Then there is the so-called Cosmic Mass… It is said to have bits and pieces for every taste with song and dance. Would it be entertainment for all the family? Here is a page about it – Cosmic Mass. It’s worth seeing. There are some good ideas, like getting rid of pews. On the other hand, Fr Fox developed an idea of a kind of spiritual night club with dancing and pop/rock music. There seems to be an assumption that we all belong to that kind of culture – too bad for those of us who don’t. The method involves de-constructing traditional liturgical forms and inventing something new. I look at the images of the dancing adepts at this service, and ask myself whether they are truly in prayer or an auto-suggestive state. One big question comes out of all this – the objectivity of liturgical tradition and aesthetics, did what we have in the past mean anything at all?
We can try to shed the usual conservative / traditionalist rhetoric and try to approach these ideas and practices with an open mind. I saw in the video that those attending the Cosmic Mass obviously found it good for their spiritual lives as they understand spiritual life. From my own viewpoint, if this were presented to me as the only available form of Christian worship, I would prefer to go sailing or on a long hike alone or with a small group. This idea of liturgy would become meaningless because its assumptions and symbols are not a part of my life, whether in terms of music, choreography or general outlook on life. I am a country dweller and recoil from city life, and seek simplicity and reality. If such kinds of services were all there was, and if I were not a priest of a “traditionalist” Church, then I would probably feel that I would need to drop Christianity in order to remain a Christian.
Eventually, we liturgical “traditionalists” will rediscover a spiritual basis to our conservative instincts, digging deeper and growing spiritually and emotionally. We have work to do in order to rehabilitate the ways of the early, patristic and medieval Church in everything that is spiritual and beautiful.
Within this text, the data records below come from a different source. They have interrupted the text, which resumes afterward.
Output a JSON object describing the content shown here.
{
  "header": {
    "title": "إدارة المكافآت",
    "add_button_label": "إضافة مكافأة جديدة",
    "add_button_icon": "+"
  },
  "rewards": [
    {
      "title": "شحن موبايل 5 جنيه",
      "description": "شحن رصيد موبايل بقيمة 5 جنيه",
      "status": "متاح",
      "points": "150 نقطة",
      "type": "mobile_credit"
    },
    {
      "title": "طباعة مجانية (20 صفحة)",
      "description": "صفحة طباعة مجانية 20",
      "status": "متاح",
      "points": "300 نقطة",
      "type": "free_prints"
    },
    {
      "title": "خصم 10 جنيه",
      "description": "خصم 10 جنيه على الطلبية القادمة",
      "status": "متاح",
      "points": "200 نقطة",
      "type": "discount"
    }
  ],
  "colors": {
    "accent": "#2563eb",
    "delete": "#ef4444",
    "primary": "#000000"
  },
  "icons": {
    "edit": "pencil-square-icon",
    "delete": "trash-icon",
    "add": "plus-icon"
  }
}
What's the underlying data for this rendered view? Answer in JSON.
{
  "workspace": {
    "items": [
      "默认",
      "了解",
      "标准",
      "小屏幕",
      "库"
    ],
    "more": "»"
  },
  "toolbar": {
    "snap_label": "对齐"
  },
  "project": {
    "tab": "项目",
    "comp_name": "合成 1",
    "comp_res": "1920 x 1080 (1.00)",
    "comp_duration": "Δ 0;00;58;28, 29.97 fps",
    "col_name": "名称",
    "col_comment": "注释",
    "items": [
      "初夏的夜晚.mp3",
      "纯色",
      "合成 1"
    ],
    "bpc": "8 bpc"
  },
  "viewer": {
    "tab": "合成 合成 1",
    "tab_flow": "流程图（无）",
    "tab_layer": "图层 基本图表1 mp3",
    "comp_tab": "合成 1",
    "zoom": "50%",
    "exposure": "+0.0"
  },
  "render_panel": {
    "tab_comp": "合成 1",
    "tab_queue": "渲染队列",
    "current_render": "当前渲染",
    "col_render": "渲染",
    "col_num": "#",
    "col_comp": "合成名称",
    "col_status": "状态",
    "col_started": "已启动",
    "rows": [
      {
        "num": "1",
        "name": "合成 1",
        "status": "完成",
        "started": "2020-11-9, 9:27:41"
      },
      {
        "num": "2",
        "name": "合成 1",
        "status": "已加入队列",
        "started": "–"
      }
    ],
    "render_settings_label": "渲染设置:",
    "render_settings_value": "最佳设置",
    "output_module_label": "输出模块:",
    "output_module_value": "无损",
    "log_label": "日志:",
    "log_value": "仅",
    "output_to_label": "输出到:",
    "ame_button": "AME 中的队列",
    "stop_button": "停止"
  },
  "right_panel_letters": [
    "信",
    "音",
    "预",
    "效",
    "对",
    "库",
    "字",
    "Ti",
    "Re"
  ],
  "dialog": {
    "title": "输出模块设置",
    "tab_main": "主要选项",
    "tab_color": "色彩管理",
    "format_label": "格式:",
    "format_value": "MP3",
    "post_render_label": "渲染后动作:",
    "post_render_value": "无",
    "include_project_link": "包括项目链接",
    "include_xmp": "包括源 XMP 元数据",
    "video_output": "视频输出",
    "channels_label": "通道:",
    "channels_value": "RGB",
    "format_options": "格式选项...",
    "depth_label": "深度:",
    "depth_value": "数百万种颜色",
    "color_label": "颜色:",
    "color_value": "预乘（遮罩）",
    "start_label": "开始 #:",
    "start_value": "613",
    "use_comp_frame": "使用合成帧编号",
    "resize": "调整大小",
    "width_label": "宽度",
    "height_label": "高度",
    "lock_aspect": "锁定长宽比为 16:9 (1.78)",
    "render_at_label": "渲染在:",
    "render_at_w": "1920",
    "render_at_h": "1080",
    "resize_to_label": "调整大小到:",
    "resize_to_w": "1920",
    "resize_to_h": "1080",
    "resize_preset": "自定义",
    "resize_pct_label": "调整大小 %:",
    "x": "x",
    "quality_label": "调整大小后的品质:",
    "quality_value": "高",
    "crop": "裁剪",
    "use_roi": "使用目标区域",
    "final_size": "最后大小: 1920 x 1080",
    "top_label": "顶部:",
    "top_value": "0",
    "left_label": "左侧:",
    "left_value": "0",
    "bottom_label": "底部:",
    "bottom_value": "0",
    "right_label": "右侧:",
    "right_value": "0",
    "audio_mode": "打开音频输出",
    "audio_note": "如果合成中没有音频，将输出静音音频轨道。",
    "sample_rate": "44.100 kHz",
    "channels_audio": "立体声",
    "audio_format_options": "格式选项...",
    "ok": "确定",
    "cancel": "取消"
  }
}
Personally, I don’t mind if people want to go to Cosmic Masses, just as long as they don’t try to put a crimp in our freedom or ridicule us for our aspirations.
According to information I have just received, it appears that this form of service called the Nine O’Clock Service. There is also Roland Howard’s book, The Rise and Fall of the Nine O’Clock Service. A cult within the church?, London (Mowbray) 1996. My correspondent describes it as “post-Christian worship with vestments and smoke”. According to the footnotes of the Wikipedia article, it would appear that the English priest in charge of this service “would talk regularly about how we were discovering a postmodern definition of sexuality in the church, but it was really one bloke getting his rocks off with forty women“. Yeah…
There’s a lot of thinking to do, and some of these characters are a great help in our reflection on what things are really about. I am not convinced by the slogans or the assumptions of another age – but they are the fare of some obviously sincere people. We need to try to understand people like Küng, Gaillot, Spong and Fox – what drives them. I don’t think (at least speaking for myself) that the final objective is all that different – contemplative life and concern for our world over and above the work of politics and humanitarianism. It is a question of the means rather than the end. That in itself is something to think about.